British Athletics’ new plan aims to help second-tier athletes

Talented British athletes from 800m to the marathon who have struggled to make the World Class Performance Programme will soon benefit from a new range of support packages.

British Athletics is expected to announce in the new year details of a further four levels of funding for endurance athletes who are not on the World Class Podium, Potential or Futures schemes. The new packages will be called “gold”, “silver”, “bronze” and “transition”, with each offering varying amounts of help in the form of medical back-up and training camps through to discounted physiotherapy treatment or heart-rate monitors and GPS devices.

Such backing, which will complement the Lottery-funded World Class Performance Programme for Olympic and Paralympic medal contenders, has existed loosely in the background for some time, but an announcement by the governing body in January will formalise it.

“We’re very lucky to have the support of the London Marathon,” said Barry Fudge (pictured), head of endurance and sports sciences at British Athletics. “And we hope to put 60 athletes on this new four-tier support structure, which involves 800m through to marathon runners and does not include athletes already on Podium, Potential or Futures funding.”

He added: “We have seen that the more people we have on each level of funding, the better we are at the top.”

Previously, when athletes have not made the World Class Performance Programme, such as Andy Vernon or Jo Pavey, the public has assumed they do not receive any help from the governing body, whereas in reality athletes such as these have often received some form of assistance and the new gold, silver, bronze and transition packages will make this more visible.

Of the four new tiers of support, the bronze level athletes would still be expected to have the ability to make major championship teams whereas the “transition” package is aimed specifically at athletes who might need an incentive to take a gamble in moving events.

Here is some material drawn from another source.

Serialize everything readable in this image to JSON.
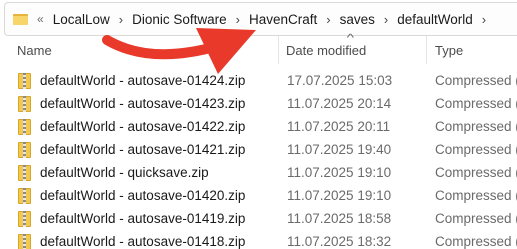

This might include 400m or 400m hurdlers moving to 800m, or 1500m runners moving to steeplechase or 5000m, or 10,000m runners to marathon.

“I’m particularly interested in the marathon,” added Fudge, who suggested modern athletes who are suited to such a distance might be better tackling it earlier in their career than has been traditionally expected.

Although current plans only relate to endurance running events from 800m to the marathon it is understood that British Athletics hopes to one day extend this ‘second-tier’ support to a wider range of events.

» This story was first published in the December 11 edition of Athletics Weekly magazine

The national governing body also this week announced a research partnership with the English Institute of Sport (EIS) called Project Pinnacle which aims to provide top endurance coaches and athletes with findings to help improve elements of their training and competitive strategies in a bid to maximise performance.

Working across three areas – altitude, running economy and tapering – three physiologists working with the EIS will undertake specific studies to answer performance questions over the coming six months. Two studies are also looking for further recruits. For more information see